Climate Change Melts Kilimanjaro's Snows

Dec 16, 2006

(AP) -- Rivers of ice at the Equator - foretold in the 2nd century, found in the 19th - are now melting away in this new century, returning to the realm of lore and fading photographs.



Content from The Associated Press expires 15 days after original publication date. For more information about The Associated Press, please visit www.ap.org .

Explore further: Underwater elephants

add to favorites email to friend print save as pdf

Related Stories

How honey bees stay cool

15 minutes ago

Honey bees, especially the young, are highly sensitive to temperature and to protect developing bees, adults work together to maintain temperatures within a narrow range. Recently published research led by ...

Android grabs more tablet market share

1 hour ago

Global sales of tablet computers edged higher in the second quarter, in the slowest growth since 2009, research firm Strategy Analytics said Wednesday.

Recommended for you

Underwater elephants

9 hours ago

In the high-tech world of science, researchers sometimes need to get back to basics. UC Santa Barbara's Douglas McCauley did just that to study the impacts of the bumphead parrotfish (Bolbometopon muricatum) on cor ...

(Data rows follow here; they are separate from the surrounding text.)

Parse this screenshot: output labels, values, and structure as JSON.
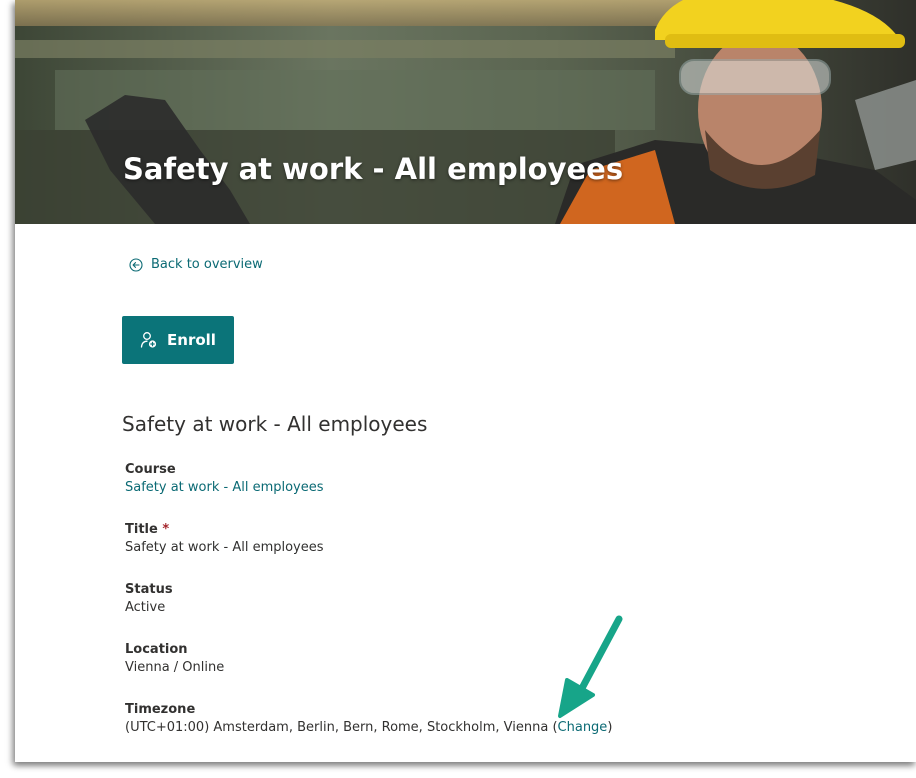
{
  "hero": {
    "title": "Safety at work - All employees"
  },
  "nav": {
    "back_label": "Back to overview"
  },
  "actions": {
    "enroll_label": "Enroll"
  },
  "details": {
    "heading": "Safety at work - All employees",
    "course": {
      "label": "Course",
      "value": "Safety at work - All employees"
    },
    "title": {
      "label": "Title",
      "required_mark": "*",
      "value": "Safety at work - All employees"
    },
    "status": {
      "label": "Status",
      "value": "Active"
    },
    "location": {
      "label": "Location",
      "value": "Vienna / Online"
    },
    "timezone": {
      "label": "Timezone",
      "value": "(UTC+01:00) Amsterdam, Berlin, Bern, Rome, Stockholm, Vienna (",
      "change_label": "Change",
      "suffix": ")"
    }
  },
  "colors": {
    "accent": "#0b7479",
    "link": "#0b6a74",
    "annotation_arrow": "#17a589"
  },
  "icons": {
    "back": "circle-arrow-left-icon",
    "enroll": "person-add-icon"
  }
}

Malaysia air quality 'unhealthy' as haze obscures skies

15 hours ago

Air quality around Malaysia's capital Kuala Lumpur and on Borneo island was "unhealthy" on Tuesday, with one town reaching "very unhealthy" levels as haze—mostly from forest fires in Indonesia—obscured skies.

User comments : 0